While some areas can’t be accessed until you unlock further abilities, once you accrue a sword and can chop through the myriad of bushes present in the overworld, the land of Tunic is yours to explore. As you progress further, you will unlock items such as a hookshot that allows you to grab and pull yourself towards particular objects, alongside a much welcome dash that is fast and frenetic and makes traversal a lot easier.
It will quickly become apparent that there is an overwhelming number of hidden paths and walkways to find. Most will lead chests containing either currency or an item, but some secret paths are essential to progress. By the same token, the game's refusal to guide players can lead to many frustrating moments where you’re aimlessly traipsing throughout the world completely unaware of how to proceed. It doesn’t always take forever to get back on the right path, but I’d be lying if I said that I didn’t lose an hour or two because of simply being lost.
In one instance I explored every nook and cranny of the Quarry dungeon to the point where I had no idea what to do next, which led me back to the overworld where I found a shortcut hidden behind a waterfall that granted me access to the next area. I can respect Tunic’s insistence to prioritise natural exploration, and the manual pieces do make the world easier to comprehend, but at the same time I feel like more should be done in moments where players are in a progression rut.
Throughout your adventure, you will come across various enemies that inhabit the land, from borderline harmless little blobs to more powerful minions that reside in the Quarry and can quickly kill you with their sniper rifles and explosives.
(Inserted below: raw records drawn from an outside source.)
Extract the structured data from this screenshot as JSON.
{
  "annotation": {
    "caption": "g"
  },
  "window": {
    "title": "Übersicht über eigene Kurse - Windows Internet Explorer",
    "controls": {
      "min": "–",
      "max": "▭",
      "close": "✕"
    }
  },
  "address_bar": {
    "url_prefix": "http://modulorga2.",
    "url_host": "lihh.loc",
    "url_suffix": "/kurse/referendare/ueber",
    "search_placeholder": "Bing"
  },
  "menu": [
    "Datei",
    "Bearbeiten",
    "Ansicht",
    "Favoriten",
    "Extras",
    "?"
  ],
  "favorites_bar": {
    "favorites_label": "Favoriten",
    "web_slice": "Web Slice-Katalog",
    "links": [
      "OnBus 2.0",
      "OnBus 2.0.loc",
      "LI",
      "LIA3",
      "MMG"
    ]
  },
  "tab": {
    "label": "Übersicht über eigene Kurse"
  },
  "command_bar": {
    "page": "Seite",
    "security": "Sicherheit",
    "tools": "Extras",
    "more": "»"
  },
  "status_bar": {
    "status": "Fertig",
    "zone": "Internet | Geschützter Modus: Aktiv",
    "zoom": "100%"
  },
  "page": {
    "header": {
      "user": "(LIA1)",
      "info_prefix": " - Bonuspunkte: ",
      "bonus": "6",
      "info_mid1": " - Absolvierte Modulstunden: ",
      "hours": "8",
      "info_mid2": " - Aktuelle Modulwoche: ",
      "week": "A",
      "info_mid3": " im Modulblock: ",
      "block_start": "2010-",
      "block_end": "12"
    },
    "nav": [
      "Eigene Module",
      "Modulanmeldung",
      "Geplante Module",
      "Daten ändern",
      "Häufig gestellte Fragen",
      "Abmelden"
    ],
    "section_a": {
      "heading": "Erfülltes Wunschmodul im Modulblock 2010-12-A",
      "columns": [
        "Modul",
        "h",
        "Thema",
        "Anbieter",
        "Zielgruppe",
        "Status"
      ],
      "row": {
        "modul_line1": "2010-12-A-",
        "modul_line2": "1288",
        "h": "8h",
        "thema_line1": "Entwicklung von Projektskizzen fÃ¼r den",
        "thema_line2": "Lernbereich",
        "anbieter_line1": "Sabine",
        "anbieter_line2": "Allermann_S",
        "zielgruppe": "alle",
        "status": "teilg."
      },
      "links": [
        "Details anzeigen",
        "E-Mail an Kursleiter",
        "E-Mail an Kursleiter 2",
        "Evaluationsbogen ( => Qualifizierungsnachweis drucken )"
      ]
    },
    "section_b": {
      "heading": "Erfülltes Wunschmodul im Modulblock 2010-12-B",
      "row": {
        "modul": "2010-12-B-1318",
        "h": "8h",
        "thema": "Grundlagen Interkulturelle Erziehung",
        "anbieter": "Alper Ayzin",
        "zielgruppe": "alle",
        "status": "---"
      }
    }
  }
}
Combat encounters when up against basic overworld minions don’t require much thought, simply slice your foe and dodge roll or use your shield to evade their attack. Some enemies however do require more creativity than others, such as the giant shield bearing foxes that must be attacked with bombs to leave them exposed.
Thankfully, as you progress through Tunic, your arsenal of weaponry continues to expand. Alongside sword and shield you get access to weapons such as a gun, ice dagger, and fire staff to name a few, with the ranged weapons helping immensely against the annoying snipers at the Quarry. These fancier weapons are limited by the amount of MP at your disposal. If you’re ever running low on stamina, health or magic points, there are items that can be purchased at shops or found in chests that can be used to replenish these during combat. When exploring, stopping by a shrine will fully replenish them as well, with the option to upgrade aspects such as attack and defence if you’ve got enough gold and the relevant item required to upgrade.
There are also bombs of the ice, fire, and traditional variety, and they are lifesavers when in a spot of bother, especially in the early hours of the game where combat feels especially challenging. This sense of challenge does remain throughout the experience and is most apparent in the final boss encounter, where precise dodges and the knowledge of when best to attack is more important than ever. Overall though, Tunic’s combat is lots of fun despite being relatively simplistic.
Although the mystery and obscurity of Tunic’s design leads to annoying moments where you get lost and your sense of progression is hindered, these frustrations quickly dissipate when you’re on the right track and making your way through Tunic’s picturesque world. The overworld and accompanying dungeons are bursting at the seams with hidden secrets that become clearer as you fill out the instruction manual, while the challenging albeit simple combat is addictive, especially in boss encounters. With a pretty visual look and a serviceable soundtrack to boot, Tunic is an old-school Zelda-style adventure worth taking, so long as you’re willing to be patient in the moments where you get lost.